Researchers at NREL developed a rigorous new Storage Financial Analysis Scenario Tool (StoreFAST) model to identify potential long-duration storage opportunities in the framework of a future electric grid with 85% renewables penetration. StoreFAST analyzes both energy storage systems and flexible power generation systems on a side-by-side basis to provide insights into the levelized cost of energy, financial performance parameters, and time series charts that will be vital to integrated energy storage research. A recent Joule article used StoreFAST to identify clean hydrogen systems with geologic storage and natural gas with carbon capture and sequestration as the lowest-cost options for long durations of energy storage.

Photo of a hydropower dam

About 2,500 dams across the United States produce electricity. Pictured here is Gross Reservoir Dam in Colorado. Photo courtesy of Brent Olson, U.S. Department of Energy

NREL Develops FLASH Hydropower Framework for a Greener Grid

The new Framework for Linked Analysis of Streamflow and Hydropower (FLASH) tool provides insight into how much hydropower is available and when, improving hydropower's representation within grid operations models. FLASH will help users better understand the link between river-basin operations and hydropower’s availability, opening new opportunities for renewable energy to support the grid. Unlike wind or solar power, hydropower not used today can be stored for later use and has the additional advantage that it does not have to be converted into another form of energy. That makes hydropower ideal for helping the grid accommodate variable renewable energy sources.

NREL Advances in Battery Research with Physics-Based Machine Learning Accelerate Characterization of Cell Performance, Lifetime, and Safety

Energy storage scientists at NREL are turning to cutting-edge machine-learning techniques to strengthen their understanding of advanced battery materials, chemistries, and cell designs. These complex computer algorithms help accelerate the characterization of battery performance, lifetime, and safety by offering insights into potential patterns within data sets.
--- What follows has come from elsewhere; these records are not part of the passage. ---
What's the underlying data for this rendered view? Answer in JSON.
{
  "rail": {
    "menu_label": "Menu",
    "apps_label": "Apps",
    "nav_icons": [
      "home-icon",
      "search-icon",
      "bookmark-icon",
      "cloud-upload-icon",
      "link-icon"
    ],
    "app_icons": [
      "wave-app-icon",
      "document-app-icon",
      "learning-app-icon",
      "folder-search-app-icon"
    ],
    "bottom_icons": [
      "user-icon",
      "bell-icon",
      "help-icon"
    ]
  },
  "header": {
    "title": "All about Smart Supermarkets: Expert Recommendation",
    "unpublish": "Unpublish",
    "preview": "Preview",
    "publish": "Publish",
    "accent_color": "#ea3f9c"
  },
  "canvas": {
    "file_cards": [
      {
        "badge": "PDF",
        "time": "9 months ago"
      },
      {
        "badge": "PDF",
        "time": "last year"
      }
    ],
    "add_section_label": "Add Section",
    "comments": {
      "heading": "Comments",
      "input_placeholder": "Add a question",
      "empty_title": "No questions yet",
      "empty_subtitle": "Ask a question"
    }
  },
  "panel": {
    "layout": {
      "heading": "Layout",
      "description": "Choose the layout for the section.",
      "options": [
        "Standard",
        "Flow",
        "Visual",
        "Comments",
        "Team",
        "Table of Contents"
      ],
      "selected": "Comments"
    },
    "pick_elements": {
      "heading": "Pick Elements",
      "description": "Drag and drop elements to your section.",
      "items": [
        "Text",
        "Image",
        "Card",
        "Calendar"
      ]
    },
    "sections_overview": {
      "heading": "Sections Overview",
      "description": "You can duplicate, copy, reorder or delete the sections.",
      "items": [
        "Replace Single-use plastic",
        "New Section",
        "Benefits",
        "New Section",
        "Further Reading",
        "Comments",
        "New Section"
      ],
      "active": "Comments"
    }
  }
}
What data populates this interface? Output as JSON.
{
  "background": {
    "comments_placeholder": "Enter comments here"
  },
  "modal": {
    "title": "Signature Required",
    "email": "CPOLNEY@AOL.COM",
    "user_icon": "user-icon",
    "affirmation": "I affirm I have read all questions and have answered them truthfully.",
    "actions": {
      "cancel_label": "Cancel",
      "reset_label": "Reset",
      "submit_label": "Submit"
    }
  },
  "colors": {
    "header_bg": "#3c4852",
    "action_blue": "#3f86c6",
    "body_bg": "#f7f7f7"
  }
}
Researchers are using machine learning and artificial intelligence to evaluate manufacturing quality, lifetime and performance, materials research, and safety protocols for energy storage applications.

Illustration of components in a renewable energy power system
The Storage Futures Study considers when and where a range of storage technologies are cost-competitive, depending on how they're operated and what services they provide for the grid.
Grid-Scale U.S. Storage Capacity Could Grow Fivefold by 2050

The Storage Futures Study considers when and where a range of storage technologies are cost-competitive, depending on how they're operated and what services they provide for the grid.
Ongoing research from NREL’s Storage Futures Study analyzes the potentially fundamental role of energy storage in maintaining a resilient, flexible electrical grid through the year 2050. NREL researchers are collaborating across technologies to consider the role of specific storage approaches. One report, Economic Potential of Diurnal Storage in the U.S. Power Sector, described the significant market potential for utility-scale diurnal storage (up to 12 hours) in the U.S. power system through 2050. The research team—Will Frazier, Wesley Cole, Paul Denholm, Scott Machen, Nathaniel Gates and Nate Blair—found storage adds the most value to the grid, and deployment increases when the power system allows storage to simultaneously provide multiple grid services and when there is greater solar photovoltaic penetration.

Learn more about NREL’s energy storage research.